These "independents" find themselves 15 months into this administration with a few bucks extra in their pocket (which they've effectively stolen from their grandkids). They are unable to directly perceive the threat of global warning (what's a degree or two over decades, after all?) or a lack of environmental and safety regulations, and especially unable to empathize with Muslims or trans students or immigrants.  It's easy to rationalize that armies aren't marching in the street. The stock market hasn't yet collapsed. People still seem to have free speech.

I would note, incidentally, that a lot of terrible things have happened, especially with regards the health of our democracy (and here, McConnell is especially culpable).  But if you are generally self-centered, it's easily to imagine a certain numbness setting in.  This was exactly what people have been warning about when they talk about "normalizing Trump."

Unfortunately, I find the normalization narrative to be most persuasive.  While Trump's numbers stink badly enough that the Republicans are going to take a hit in terms of statehouses, governor's mansions, and the House this Fall, it seems entirely plausible that he gets away with his crimes, at least until November of 2020.

The Inflection Point

Republicans have made it pretty clear that, having passed their deficit-busting tax bill, they're prepared to spend the rest of 2018 in campaign mode, pausing only to confirm some truly odious lifetime judicial appointments in the Senate.  Even they recognize that they're going to just hope for the best in a bad environment.  The few Republicans who've stood up to Trump are either headed for retirement (Flake, Corker, most of the Tuesday Group in the House), came back begging with their tails between their legs (Heller) or are, at best, an inconsistent ally (Collins).  And folks like McCain who've done even a few honorable things (like voting against ACA repeal) have been roasted by their own party.
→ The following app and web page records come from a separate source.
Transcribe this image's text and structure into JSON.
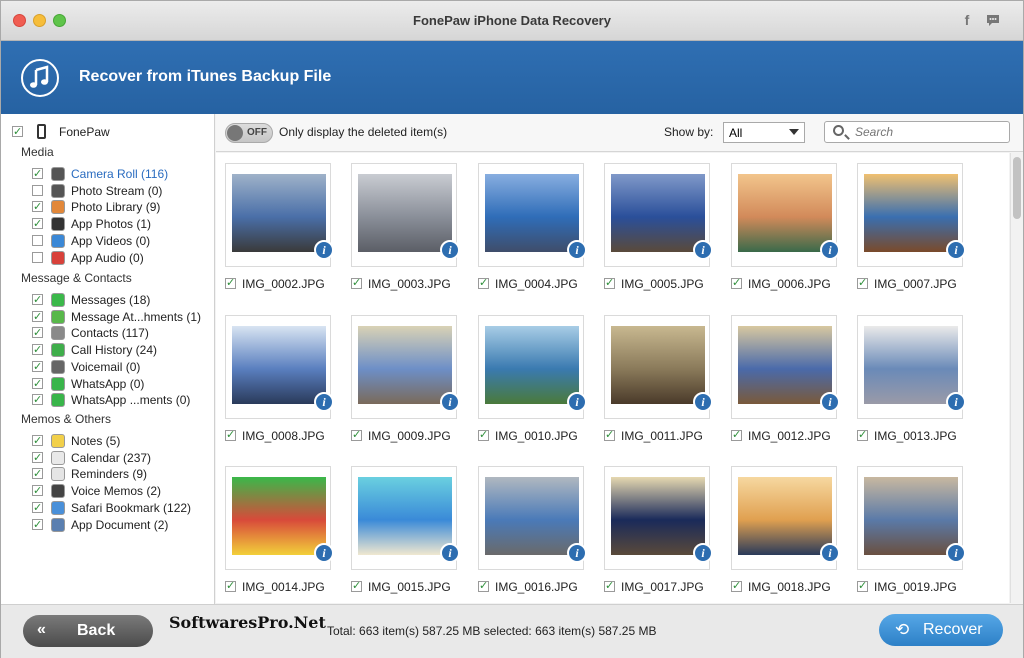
{
  "window": {
    "title": "FonePaw iPhone Data Recovery"
  },
  "header": {
    "title": "Recover from iTunes Backup File"
  },
  "sidebar": {
    "device": "FonePaw",
    "sections": [
      {
        "title": "Media",
        "items": [
          {
            "label": "Camera Roll (116)",
            "icon": "camera-icon",
            "checked": true,
            "selected": true
          },
          {
            "label": "Photo Stream (0)",
            "icon": "camera-icon",
            "checked": false
          },
          {
            "label": "Photo Library (9)",
            "icon": "photos-icon",
            "checked": true
          },
          {
            "label": "App Photos (1)",
            "icon": "app-photos-icon",
            "checked": true
          },
          {
            "label": "App Videos (0)",
            "icon": "app-videos-icon",
            "checked": false
          },
          {
            "label": "App Audio (0)",
            "icon": "music-icon",
            "checked": false
          }
        ]
      },
      {
        "title": "Message & Contacts",
        "items": [
          {
            "label": "Messages (18)",
            "icon": "messages-icon",
            "checked": true
          },
          {
            "label": "Message At...hments (1)",
            "icon": "attachment-icon",
            "checked": true
          },
          {
            "label": "Contacts (117)",
            "icon": "contacts-icon",
            "checked": true
          },
          {
            "label": "Call History (24)",
            "icon": "phone-icon",
            "checked": true
          },
          {
            "label": "Voicemail (0)",
            "icon": "voicemail-icon",
            "checked": true
          },
          {
            "label": "WhatsApp (0)",
            "icon": "whatsapp-icon",
            "checked": true
          },
          {
            "label": "WhatsApp ...ments (0)",
            "icon": "whatsapp-attachment-icon",
            "checked": true
          }
        ]
      },
      {
        "title": "Memos & Others",
        "items": [
          {
            "label": "Notes (5)",
            "icon": "notes-icon",
            "checked": true
          },
          {
            "label": "Calendar (237)",
            "icon": "calendar-icon",
            "checked": true
          },
          {
            "label": "Reminders (9)",
            "icon": "reminders-icon",
            "checked": true
          },
          {
            "label": "Voice Memos (2)",
            "icon": "voice-memos-icon",
            "checked": true
          },
          {
            "label": "Safari Bookmark (122)",
            "icon": "safari-icon",
            "checked": true
          },
          {
            "label": "App Document (2)",
            "icon": "document-icon",
            "checked": true
          }
        ]
      }
    ]
  },
  "toolbar": {
    "toggle_label": "OFF",
    "only_deleted_label": "Only display the deleted item(s)",
    "show_by_label": "Show by:",
    "show_by_value": "All",
    "search_placeholder": "Search"
  },
  "photos": [
    "IMG_0002.JPG",
    "IMG_0003.JPG",
    "IMG_0004.JPG",
    "IMG_0005.JPG",
    "IMG_0006.JPG",
    "IMG_0007.JPG",
    "IMG_0008.JPG",
    "IMG_0009.JPG",
    "IMG_0010.JPG",
    "IMG_0011.JPG",
    "IMG_0012.JPG",
    "IMG_0013.JPG",
    "IMG_0014.JPG",
    "IMG_0015.JPG",
    "IMG_0016.JPG",
    "IMG_0017.JPG",
    "IMG_0018.JPG",
    "IMG_0019.JPG"
  ],
  "footer": {
    "back_label": "Back",
    "watermark": "SoftwaresPro.Net",
    "totals": "Total: 663 item(s) 587.25 MB   selected: 663 item(s) 587.25 MB",
    "recover_label": "Recover"
  },
  "colors": {
    "accent": "#2a66a8",
    "check": "#2e8f3a",
    "recover": "#3d8fd6"
  }
}
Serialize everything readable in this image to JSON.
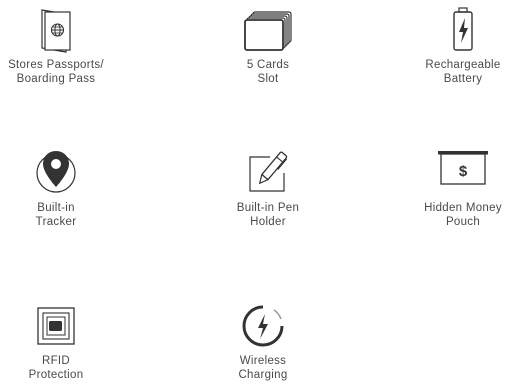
{
  "features": [
    {
      "icon": "passport-globe-icon",
      "line1": "Stores Passports/",
      "line2": "Boarding Pass"
    },
    {
      "icon": "card-stack-icon",
      "line1": "5 Cards",
      "line2": "Slot"
    },
    {
      "icon": "battery-charging-icon",
      "line1": "Rechargeable",
      "line2": "Battery"
    },
    {
      "icon": "location-tracker-icon",
      "line1": "Built-in",
      "line2": "Tracker"
    },
    {
      "icon": "pen-holder-icon",
      "line1": "Built-in Pen",
      "line2": "Holder"
    },
    {
      "icon": "money-pouch-icon",
      "line1": "Hidden Money",
      "line2": "Pouch",
      "symbol": "$"
    },
    {
      "icon": "rfid-chip-icon",
      "line1": "RFID",
      "line2": "Protection"
    },
    {
      "icon": "wireless-charging-icon",
      "line1": "Wireless",
      "line2": "Charging"
    }
  ]
}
In other words, until a large fraction of popular elected Republicans defy Trump and Fox and the Kochs, that 40% is unlikely to change their tune.


Over the next few months, we've got a bunch of primaries.  In May alone, there's North Carolina, Ohio, West Virginia, Idaho, Nebraska, Oregon, Pennsylvania, Arkansas, Georgia, and Kentucky. After that – and for the next six months – those Republicans are going to be far more concerned about winning over independents than they will about defections from their own party. The special elections have shown that embracing Trump in the general is not a good recipe for election. How do you show you're reasonable?  By challenging Trump.  Perhaps by supporting censure or impeachment.  Perhaps by opposing some of his judicial appointments.

But here's the thing: to Trump, you're either with him or you're against him.  Which means that we may well see a tipping point in June or July where a large-ish fraction of Republican nominees run as anti-Trumpers.  It likely won't save them, but it may well change the dynamic.

At least, I hope so.